After the fluid is gone, she will get another hearing test. It is possible that the tubes will resolve her hearing. If not, we will follow up with ENT to find solutions.
We did not break for lunch. We were afraid that all the waiting had not left us time for the afternoon doctors. So we grabbed a bite on the go.
The afternoon was much less stressful. We did not wait in the waiting room for long, they took us right back. We did not wait for the doctors for very long in the patient room. First someone came from psychiatry. I am glad that they are following, but the conversation was short. Sarah seems to be doing well, developmentally. She is a baby, acting like a baby.
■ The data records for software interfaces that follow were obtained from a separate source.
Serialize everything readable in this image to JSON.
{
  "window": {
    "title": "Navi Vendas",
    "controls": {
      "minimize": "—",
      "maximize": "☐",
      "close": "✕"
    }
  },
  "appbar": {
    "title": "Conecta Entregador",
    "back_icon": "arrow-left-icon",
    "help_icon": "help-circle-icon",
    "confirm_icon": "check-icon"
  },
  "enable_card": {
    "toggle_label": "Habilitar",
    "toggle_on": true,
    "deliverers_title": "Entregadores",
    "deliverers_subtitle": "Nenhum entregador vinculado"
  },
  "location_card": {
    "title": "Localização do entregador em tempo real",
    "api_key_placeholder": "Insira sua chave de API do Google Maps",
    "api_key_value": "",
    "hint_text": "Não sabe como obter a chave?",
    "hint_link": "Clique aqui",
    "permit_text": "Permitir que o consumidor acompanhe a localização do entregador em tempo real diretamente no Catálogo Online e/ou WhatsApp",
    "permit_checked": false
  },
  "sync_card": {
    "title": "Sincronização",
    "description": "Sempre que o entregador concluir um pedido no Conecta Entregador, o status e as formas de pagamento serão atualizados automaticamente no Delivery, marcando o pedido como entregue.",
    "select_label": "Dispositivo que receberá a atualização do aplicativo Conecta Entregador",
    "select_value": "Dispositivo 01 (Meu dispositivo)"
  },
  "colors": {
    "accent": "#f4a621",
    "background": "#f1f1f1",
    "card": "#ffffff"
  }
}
We waited to see who would come in next. We could hear some of our favorite doctors in the hall. The neurosurgeon came in first. (Josh offered condolences since the Pats lost the Super Bowl.) But before we had gotten far, the Plastic surgeon came in. And a doctor from genetics. And then another plastic surgeon. They did not each meet with us and then converse elsewhere. They did the consult together. It was pretty awesome.
It is fun to watch a discussion on an interesting subject between the top experts on the subject. The topic that day, in that room full of brilliant minds was my daughter.
Sarah needs surgery to separate to separate her fingers, to repair her cleft palate, to protect her brain from pressure and to reconstruct. The biggest question of the day was not what needs to happen, but what is the timeline?
Sarah's next surgery is a big one. Her neurosurgeon and her plastic surgeon will work together to alleviate pressure by widening the area for her brain to grow, so that it can out not just up. (Or, as Lily put it, "Her head is tall, tall, tall!") They will use a ventricular drain to drain some of the fluid, but in a very controlled way. They are still hoping to avoid a shunt. She does have more fluid than is normal, which contributes to her head size. It is an art. Too much fluid puts pressure on the brain. The fluid is helping though, it acts like a balloon, helping to hold shape and also a cushion. The ventricular drain will help them monitor all these factors with precision. They will be grafting bone, filling in some of the holes.
After it all, her head will be rounder and look smaller and, of course, her brain will be protected. It is not scheduled yet, but it will be in mid to late April.
The experience was surreal. I left the room thinking that the surgery was no big deal. Company can skew perception. It took a few days for the magnitude of this surgery to sink in.
I still do not have the fear that I expect, so I thank you again for your prayers.